#### [Items from an interface collection]

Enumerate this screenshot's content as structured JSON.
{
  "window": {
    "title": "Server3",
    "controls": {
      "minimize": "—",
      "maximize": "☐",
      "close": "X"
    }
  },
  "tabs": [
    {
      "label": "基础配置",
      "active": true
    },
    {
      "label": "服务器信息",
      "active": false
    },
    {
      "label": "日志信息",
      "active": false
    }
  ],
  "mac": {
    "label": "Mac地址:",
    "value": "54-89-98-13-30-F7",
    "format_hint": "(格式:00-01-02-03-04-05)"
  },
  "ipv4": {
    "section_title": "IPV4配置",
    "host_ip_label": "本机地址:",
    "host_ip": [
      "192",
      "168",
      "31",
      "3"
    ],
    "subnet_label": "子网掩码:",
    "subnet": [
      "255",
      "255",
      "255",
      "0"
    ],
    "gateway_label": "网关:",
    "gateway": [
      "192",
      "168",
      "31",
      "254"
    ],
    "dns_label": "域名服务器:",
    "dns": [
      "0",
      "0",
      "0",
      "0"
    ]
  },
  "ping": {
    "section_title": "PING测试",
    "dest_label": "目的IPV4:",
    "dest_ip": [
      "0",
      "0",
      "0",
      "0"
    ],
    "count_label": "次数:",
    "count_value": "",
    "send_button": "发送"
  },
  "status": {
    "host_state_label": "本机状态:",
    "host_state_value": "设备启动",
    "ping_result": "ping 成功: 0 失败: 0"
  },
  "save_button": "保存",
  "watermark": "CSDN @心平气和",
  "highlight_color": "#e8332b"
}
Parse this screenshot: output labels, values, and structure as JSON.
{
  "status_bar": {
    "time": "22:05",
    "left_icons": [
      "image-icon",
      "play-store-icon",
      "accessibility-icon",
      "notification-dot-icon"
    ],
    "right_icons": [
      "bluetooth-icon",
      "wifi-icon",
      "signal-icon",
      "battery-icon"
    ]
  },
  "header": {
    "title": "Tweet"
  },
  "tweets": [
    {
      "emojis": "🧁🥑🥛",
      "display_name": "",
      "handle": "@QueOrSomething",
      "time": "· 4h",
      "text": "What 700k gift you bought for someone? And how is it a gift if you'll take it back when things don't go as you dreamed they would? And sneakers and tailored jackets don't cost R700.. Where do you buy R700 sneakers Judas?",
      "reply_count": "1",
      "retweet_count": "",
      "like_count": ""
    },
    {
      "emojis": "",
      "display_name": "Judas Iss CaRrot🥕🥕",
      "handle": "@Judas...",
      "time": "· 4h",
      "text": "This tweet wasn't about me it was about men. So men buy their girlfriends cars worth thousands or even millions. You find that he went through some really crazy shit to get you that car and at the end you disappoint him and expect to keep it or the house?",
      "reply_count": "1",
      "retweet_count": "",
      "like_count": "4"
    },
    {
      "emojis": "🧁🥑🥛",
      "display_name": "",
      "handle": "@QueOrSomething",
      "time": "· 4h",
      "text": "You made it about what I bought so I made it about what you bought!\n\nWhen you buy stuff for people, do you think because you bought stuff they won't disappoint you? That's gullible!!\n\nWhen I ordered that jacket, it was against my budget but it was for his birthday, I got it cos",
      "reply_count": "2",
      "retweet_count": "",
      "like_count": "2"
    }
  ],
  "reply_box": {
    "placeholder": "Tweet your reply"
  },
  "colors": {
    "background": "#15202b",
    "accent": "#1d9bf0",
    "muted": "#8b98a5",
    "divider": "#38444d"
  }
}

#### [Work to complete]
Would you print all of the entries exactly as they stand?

#### [Exercise output]
Enumerate this screenshot's content as structured JSON.
{
  "window": {
    "title": "Server3",
    "controls": {
      "minimize": "—",
      "maximize": "☐",
      "close": "X"
    }
  },
  "tabs": [
    {
      "label": "基础配置",
      "active": true
    },
    {
      "label": "服务器信息",
      "active": false
    },
    {
      "label": "日志信息",
      "active": false
    }
  ],
  "mac": {
    "label": "Mac地址:",
    "value": "54-89-98-13-30-F7",
    "format_hint": "(格式:00-01-02-03-04-05)"
  },
  "ipv4": {
    "section_title": "IPV4配置",
    "host_ip_label": "本机地址:",
    "host_ip": [
      "192",
      "168",
      "31",
      "3"
    ],
    "subnet_label": "子网掩码:",
    "subnet": [
      "255",
      "255",
      "255",
      "0"
    ],
    "gateway_label": "网关:",
    "gateway": [
      "192",
      "168",
      "31",
      "254"
    ],
    "dns_label": "域名服务器:",
    "dns": [
      "0",
      "0",
      "0",
      "0"
    ]
  },
  "ping": {
    "section_title": "PING测试",
    "dest_label": "目的IPV4:",
    "dest_ip": [
      "0",
      "0",
      "0",
      "0"
    ],
    "count_label": "次数:",
    "count_value": "",
    "send_button": "发送"
  },
  "status": {
    "host_state_label": "本机状态:",
    "host_state_value": "设备启动",
    "ping_result": "ping 成功: 0 失败: 0"
  },
  "save_button": "保存",
  "watermark": "CSDN @心平气和",
  "highlight_color": "#e8332b"
}
Parse this screenshot: output labels, values, and structure as JSON.
{
  "status_bar": {
    "time": "22:05",
    "left_icons": [
      "image-icon",
      "play-store-icon",
      "accessibility-icon",
      "notification-dot-icon"
    ],
    "right_icons": [
      "bluetooth-icon",
      "wifi-icon",
      "signal-icon",
      "battery-icon"
    ]
  },
  "header": {
    "title": "Tweet"
  },
  "tweets": [
    {
      "emojis": "🧁🥑🥛",
      "display_name": "",
      "handle": "@QueOrSomething",
      "time": "· 4h",
      "text": "What 700k gift you bought for someone? And how is it a gift if you'll take it back when things don't go as you dreamed they would? And sneakers and tailored jackets don't cost R700.. Where do you buy R700 sneakers Judas?",
      "reply_count": "1",
      "retweet_count": "",
      "like_count": ""
    },
    {
      "emojis": "",
      "display_name": "Judas Iss CaRrot🥕🥕",
      "handle": "@Judas...",
      "time": "· 4h",
      "text": "This tweet wasn't about me it was about men. So men buy their girlfriends cars worth thousands or even millions. You find that he went through some really crazy shit to get you that car and at the end you disappoint him and expect to keep it or the house?",
      "reply_count": "1",
      "retweet_count": "",
      "like_count": "4"
    },
    {
      "emojis": "🧁🥑🥛",
      "display_name": "",
      "handle": "@QueOrSomething",
      "time": "· 4h",
      "text": "You made it about what I bought so I made it about what you bought!\n\nWhen you buy stuff for people, do you think because you bought stuff they won't disappoint you? That's gullible!!\n\nWhen I ordered that jacket, it was against my budget but it was for his birthday, I got it cos",
      "reply_count": "2",
      "retweet_count": "",
      "like_count": "2"
    }
  ],
  "reply_box": {
    "placeholder": "Tweet your reply"
  },
  "colors": {
    "background": "#15202b",
    "accent": "#1d9bf0",
    "muted": "#8b98a5",
    "divider": "#38444d"
  }
}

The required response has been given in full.